sailed, as it was deemed unsafe and not seaworthy. The final report suggested 4
causes for the event. They were all due to the ship's poor design and maintenance.
Year of disappearance: 1967
Dan Burack and Father Patrick Horgan left Miami's yacht marina in Burack's 23-foot
cabin cruiser named Witchcraft on the night of December 22, 1967 to enjoy
a spectacular view of Miami's Christmas lights. The two gentlemen stopped near Buoy
#7 - less than one mile from shore when they hit something below. Calmly, Burack
called the Coast Guard to inform them that he would need a tow back into the marina.
Burack had every reason to be calm. His ship was "unsinkable" meaning that part
of the hull was built to remain above water plus, he had plenty of life saving gear
aboard. The Coast Guard responded immediately, yet within 19 minutes of the call
and their arrival on the scene, the ship and its passengers had vanished.
The Coast Guard expanded its search by 1,200 square miles that night. They even
traveled northward to the Gulf Stream in case the ship had been pulled out by a
Six days of searching, over 24,500 square miles covered, yet not even the slightest
trace or clue as to the whereabouts of Witchcraft or the two men.
No explanation has ever has been given for Witchcraft's sudden disappearance.
No evidence has ever indicated the ship even sank. All we can assume is that Witchcraft
was lost so unexpectedly that Burack didn't even have the time to fire a flare gun
he had onboard.
Year of disappearance: 1996

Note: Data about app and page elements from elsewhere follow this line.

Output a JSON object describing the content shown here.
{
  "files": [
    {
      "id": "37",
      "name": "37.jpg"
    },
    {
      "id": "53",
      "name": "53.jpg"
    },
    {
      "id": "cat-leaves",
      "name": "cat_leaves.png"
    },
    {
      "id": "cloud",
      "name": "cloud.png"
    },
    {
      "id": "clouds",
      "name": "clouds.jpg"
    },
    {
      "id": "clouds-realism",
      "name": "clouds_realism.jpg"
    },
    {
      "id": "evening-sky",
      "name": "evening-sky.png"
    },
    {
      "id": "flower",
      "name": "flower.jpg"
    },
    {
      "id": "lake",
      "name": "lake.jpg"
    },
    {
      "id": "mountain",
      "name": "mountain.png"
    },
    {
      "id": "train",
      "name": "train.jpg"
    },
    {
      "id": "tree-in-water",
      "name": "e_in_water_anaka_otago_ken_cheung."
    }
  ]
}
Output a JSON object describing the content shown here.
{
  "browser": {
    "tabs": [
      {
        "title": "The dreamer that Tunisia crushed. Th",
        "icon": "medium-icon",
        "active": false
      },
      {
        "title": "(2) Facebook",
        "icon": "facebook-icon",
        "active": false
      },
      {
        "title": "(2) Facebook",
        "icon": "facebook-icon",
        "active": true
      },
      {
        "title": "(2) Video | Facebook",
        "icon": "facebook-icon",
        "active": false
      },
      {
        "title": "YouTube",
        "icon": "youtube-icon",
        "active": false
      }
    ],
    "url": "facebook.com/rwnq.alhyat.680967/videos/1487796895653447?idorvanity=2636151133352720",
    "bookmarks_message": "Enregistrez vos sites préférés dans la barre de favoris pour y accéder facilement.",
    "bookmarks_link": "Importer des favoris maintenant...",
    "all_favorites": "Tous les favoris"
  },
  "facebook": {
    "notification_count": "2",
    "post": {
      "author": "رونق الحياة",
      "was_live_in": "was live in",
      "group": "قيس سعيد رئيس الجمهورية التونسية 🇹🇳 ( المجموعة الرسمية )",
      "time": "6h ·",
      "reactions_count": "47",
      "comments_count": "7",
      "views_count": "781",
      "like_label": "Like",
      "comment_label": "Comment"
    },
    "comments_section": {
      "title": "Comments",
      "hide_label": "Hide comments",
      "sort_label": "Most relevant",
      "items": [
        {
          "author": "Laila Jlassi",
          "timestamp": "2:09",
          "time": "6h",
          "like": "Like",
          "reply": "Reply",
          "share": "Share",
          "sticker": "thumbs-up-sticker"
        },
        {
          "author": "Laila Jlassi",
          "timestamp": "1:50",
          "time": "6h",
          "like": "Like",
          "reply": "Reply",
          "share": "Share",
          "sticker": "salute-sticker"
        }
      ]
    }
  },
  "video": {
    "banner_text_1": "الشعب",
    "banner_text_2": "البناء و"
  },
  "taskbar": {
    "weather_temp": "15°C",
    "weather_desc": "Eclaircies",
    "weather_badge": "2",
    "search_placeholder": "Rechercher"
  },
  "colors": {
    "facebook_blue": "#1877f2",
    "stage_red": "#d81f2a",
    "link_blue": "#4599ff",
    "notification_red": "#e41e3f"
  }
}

In October of 1996, 16 people went missing after reporting that they were abandoning
their sinking yacht, Intrepid, off Fort Pierce, Florida. The passengers
of the 65-foot yacht sent out a MAYDAY call saying the ship was sinking and everyone
on board was escaping on a life raft. The Coast Guard reported that seas in the
area were rough with waves up to 7 feet high. Four aircrafts searched all night
and into the morning for the life raft. After searching 6,000 square miles, the
search was called off. Intrepid and her 16 passengers were never found.